Sports were my life at twelve years old. My heroes wore blue and white as well as Steeler gold and black. My dad had UK season tickets and I’d seen plenty of UK games. But, I’d never experienced watching a player with the accolades, expectation, and lore that Hershel brought to Commonwealth Stadium.
My dad always liked to arrive to the stadium several hours early to get a glimpse of the Wildcats getting off the bus prior to walking into Commonwealth Stadium. Who knows, we may have been the founding family of the modern-day Cat Walk. On that particular Saturday, my buddies Chris Hernandez and Lance Jones joined Big Fred and I as we departed Cumberland extra early because Hershel was coming to town.
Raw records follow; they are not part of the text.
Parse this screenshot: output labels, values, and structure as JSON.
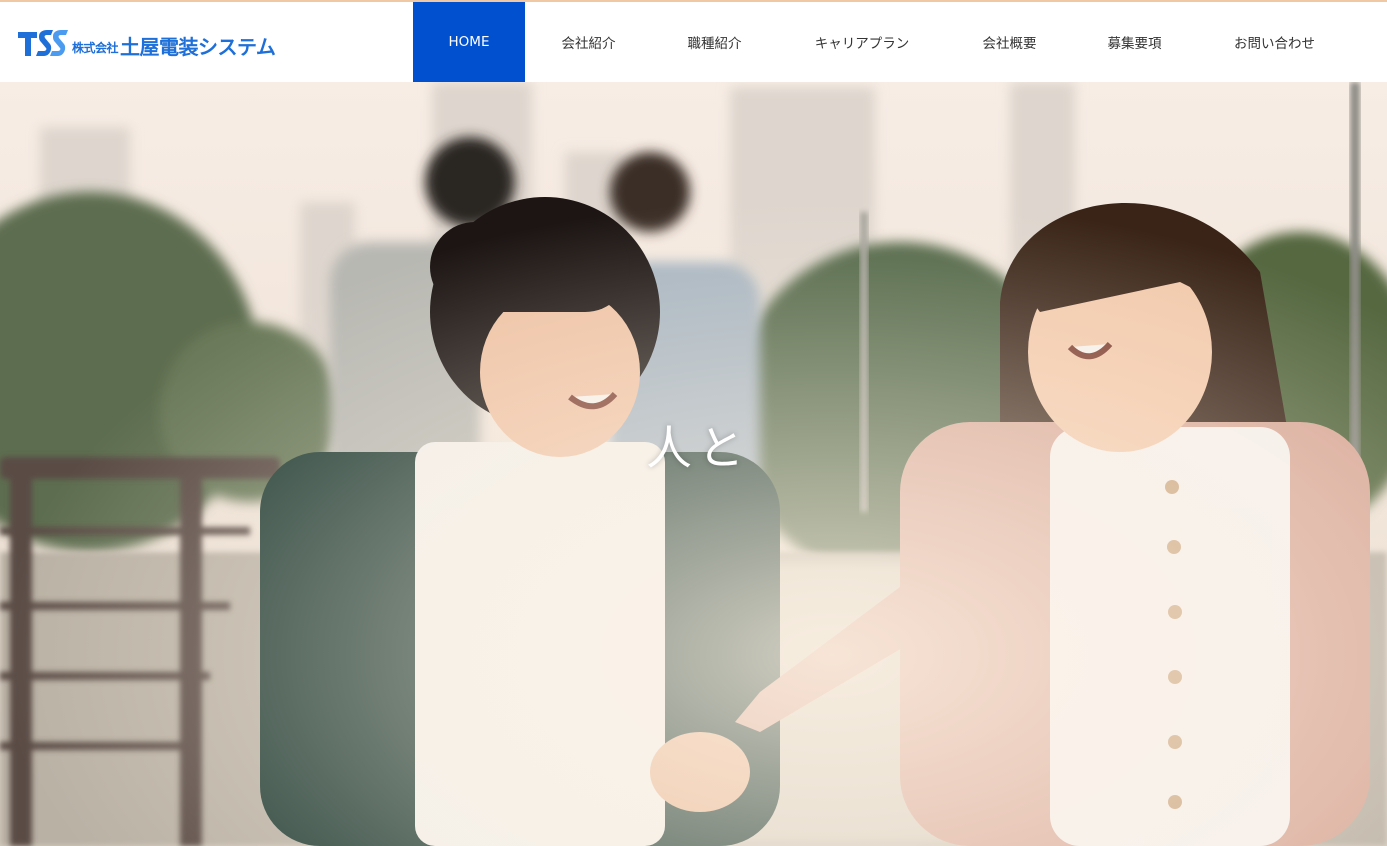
{
  "header": {
    "logo": {
      "mark_text": "TSS",
      "company_prefix": "株式会社",
      "company_name": "土屋電装システム"
    },
    "nav": [
      {
        "label": "HOME",
        "active": true
      },
      {
        "label": "会社紹介",
        "active": false
      },
      {
        "label": "職種紹介",
        "active": false
      },
      {
        "label": "キャリアプラン",
        "active": false
      },
      {
        "label": "会社概要",
        "active": false
      },
      {
        "label": "募集要項",
        "active": false
      },
      {
        "label": "お問い合わせ",
        "active": false
      }
    ]
  },
  "hero": {
    "caption": "人と"
  },
  "colors": {
    "brand_blue": "#1e6fd8",
    "nav_active": "#0050d0",
    "accent_line": "#f0c8a4"
  }
}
We stopped and picked up a bucket of Kentucky Fried Chicken but we didn’t eat too much. Must have been the nerves and excited anticipation. We listened to Leonard’s Losers and watched the Cats disembark the bus. As usual, we hustled for autographs. After that, the Wildcats were an afterthought. Our day was all about Hershel.
My boys and I were the first to get into the stadium when the doors open. We sprinted to the gate outside the visitor’s locker room hoping to get a glimpse of our day’s LeBron James. Giddy in the way that only young boys can be, our eyes opened widely as we witnessed the most impressive sight that our youthful eyes had ever seen.
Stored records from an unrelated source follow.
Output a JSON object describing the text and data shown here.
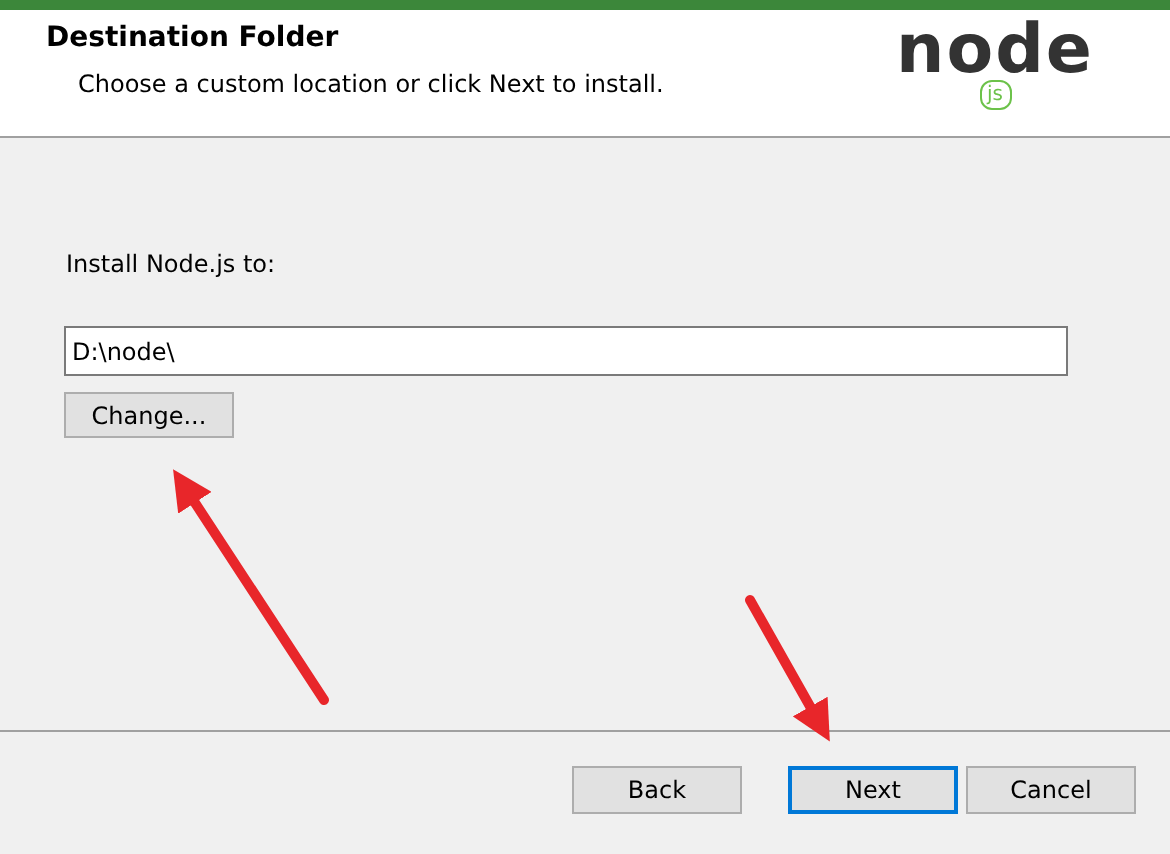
{
  "header": {
    "title": "Destination Folder",
    "subtitle": "Choose a custom location or click Next to install.",
    "logo": {
      "text": "node",
      "badge": "js"
    }
  },
  "body": {
    "label": "Install Node.js to:",
    "path": {
      "value": "D:\\node\\"
    },
    "change_button": "Change..."
  },
  "buttons": [
    {
      "label": "Back",
      "default": false
    },
    {
      "label": "Next",
      "default": true
    },
    {
      "label": "Cancel",
      "default": false
    }
  ]
}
Hershel Walker was standing in the tunnel. He had his game pants on while wearing a half-shirt. Standing in time, we had been witness to our first superstar. Our hero was more impressive than our wildest dreams could have imagined. I guess you could say that our lives changed that day. A mythical star presented himself in human form. Well kind of. Hershel didn’t look human. Number 34 was a chiseled god like figure. We stood there silent. We stood there astounded.
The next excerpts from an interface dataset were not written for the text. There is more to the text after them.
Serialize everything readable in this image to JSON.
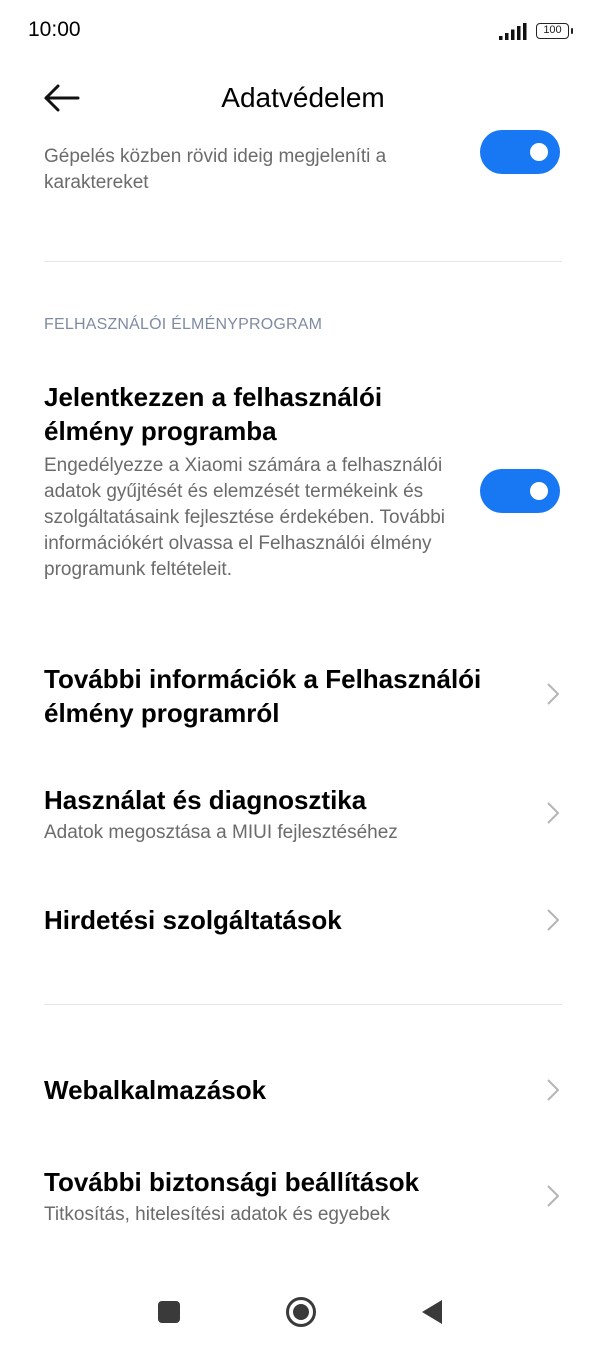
{
  "status_bar": {
    "time": "10:00",
    "battery": "100"
  },
  "header": {
    "title": "Adatvédelem"
  },
  "show_chars": {
    "subtitle": "Gépelés közben rövid ideig megjeleníti a karaktereket",
    "toggle_on": true
  },
  "section": {
    "label": "FELHASZNÁLÓI ÉLMÉNYPROGRAM"
  },
  "ux_program": {
    "title": "Jelentkezzen a felhasználói élmény programba",
    "subtitle": "Engedélyezze a Xiaomi számára a felhasználói adatok gyűjtését és elemzését termékeink és szolgáltatásaink fejlesztése érdekében. További információkért olvassa el Felhasználói élmény programunk feltételeit.",
    "toggle_on": true
  },
  "items": [
    {
      "title": "További információk a Felhasználói élmény programról",
      "subtitle": ""
    },
    {
      "title": "Használat és diagnosztika",
      "subtitle": "Adatok megosztása a MIUI fejlesztéséhez"
    },
    {
      "title": "Hirdetési szolgáltatások",
      "subtitle": ""
    },
    {
      "title": "Webalkalmazások",
      "subtitle": ""
    },
    {
      "title": "További biztonsági beállítások",
      "subtitle": "Titkosítás, hitelesítési adatok és egyebek"
    }
  ],
  "icons": {
    "back": "arrow-left-icon",
    "chevron": "chevron-right-icon",
    "recents": "square-icon",
    "home": "circle-icon",
    "nav_back": "triangle-left-icon"
  },
  "colors": {
    "accent": "#1877f2",
    "section_header": "#7f8ba3"
  }
}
Walker went on to rush for 154-yards off 34-carries. He scored one touchdown. My dad was not too happy with us. For the first and only time in my lifetime, I cheered when an opponent ran over and through the Cats for a first down. We didn’t want the final horn to sound. With only a few seconds remaining, we again sprinted to the gate outside the visitor’s locker-room. We got another close look at Hershel Walker. My memory is that he walked in slow motion. We screamed his name. He didn’t look over. That’s ok. We have that memory. To this day, we still speak about it some thirty-eight years later.
After a stop at Jerry’s for a J-Boy Plate, the ride home to Cumberland was strangely silent. Usually we wrestled in the back of the Bronco, but that night was different. Our youthful dreams had taken a step into the reality. Hershel Walker was a real person and we go to see him. I miss my youth. I miss my friends. For me, the memory of Hershel Walker ties in all that was good, fun, and pure.
You can listen to Herschel Walker’s surprise guest appearance on Kentucky Sports Radio here.